Kudos to President Obama of the United States and President Dilma Vana Rousseff of Brazil for their discussion of jointly addressing global food security issues during President Obama’s recent visit to Brazil. As my readers know, I am a strong advocate of eradicating hunger in a world where abundance of food is a reality and the issues lay within the ability to distribute.

According to the White House briefing paper on the visit: “The United States and Brazil are cooperating on a number of projects ranging from technical assistance to other Latin American countries and Africa in areas such as food security, sustainable biofuels and clean energy development.”

President Rousseff was quoted in the press, “I believe that Obama’s visit to Brazil shines a conscious light on the relationship between the countries, showing that Brazil has stepped up to it’s international role,”

While lacking visibility into the discussions in Brazil which occurred, I am hopeful that President Rousseff highlighted the initiative of Belo Horizonte, Brazil, (her hometown) where the municipality has outlawed hunger, rendering it illegal – successfully (see my piece, Hunger Should be Illegal). This model needs to be replicated and replicated widely.

For a well thought out perspective, Jake Caldwell the Director of Policy for Agriculture, Trade & Energy at American Progress has written an excellent piece, A US-Brazil Alliance to Strengthen Global Food Security which calls out the opportunity available to Brazil and the United States and is a worthy read. Especially worthy of approbation are these two paragraphs:

For starters, they will need to rethink the sustainability of exporting industrial-level, energy-intensive agriculture productivity to developing countries. This approach is unlikely to meet global food security needs over the long-term in a resource-constrained world.

A more diverse strategy is needed.Instead, the United States and Brazil should provide technical assistance, training, and financial incentives to developing countries to enhance food security and adapt to the destructive impacts of climate change. The two nations should focus on agricultural production that preserves the soil and water supply, promotes crop diversification, encourages local agricultural knowledge and the role of women farmers, and reduces dependence on fossil fuels and other high-cost inputs. It will be vital for the private and public sector in the United States and Brazil to fund agricultural research to increase food production yields, conserve biodiversity, and combat pests and disease in a safe and transparent manner.

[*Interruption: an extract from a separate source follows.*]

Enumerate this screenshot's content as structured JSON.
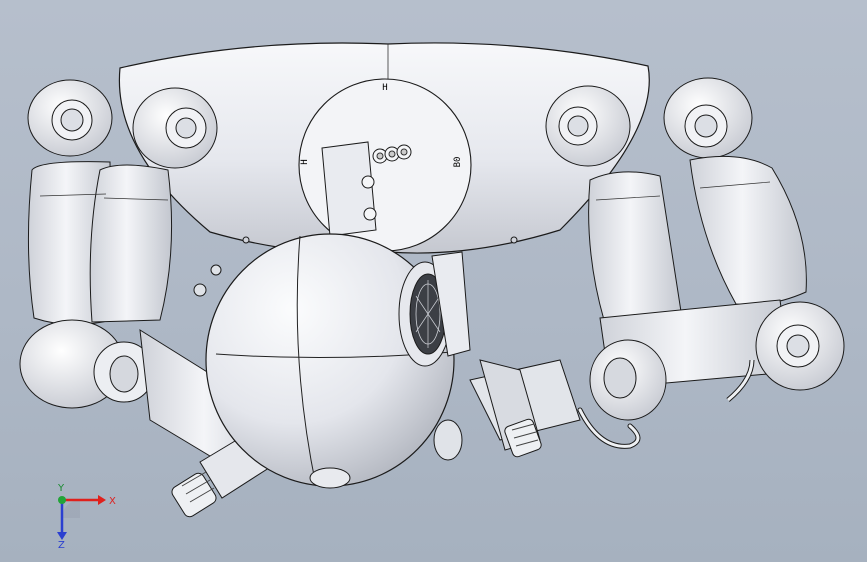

Food Security   The Politics of Food: The Global Conflict between Food Security and Food Sovereignty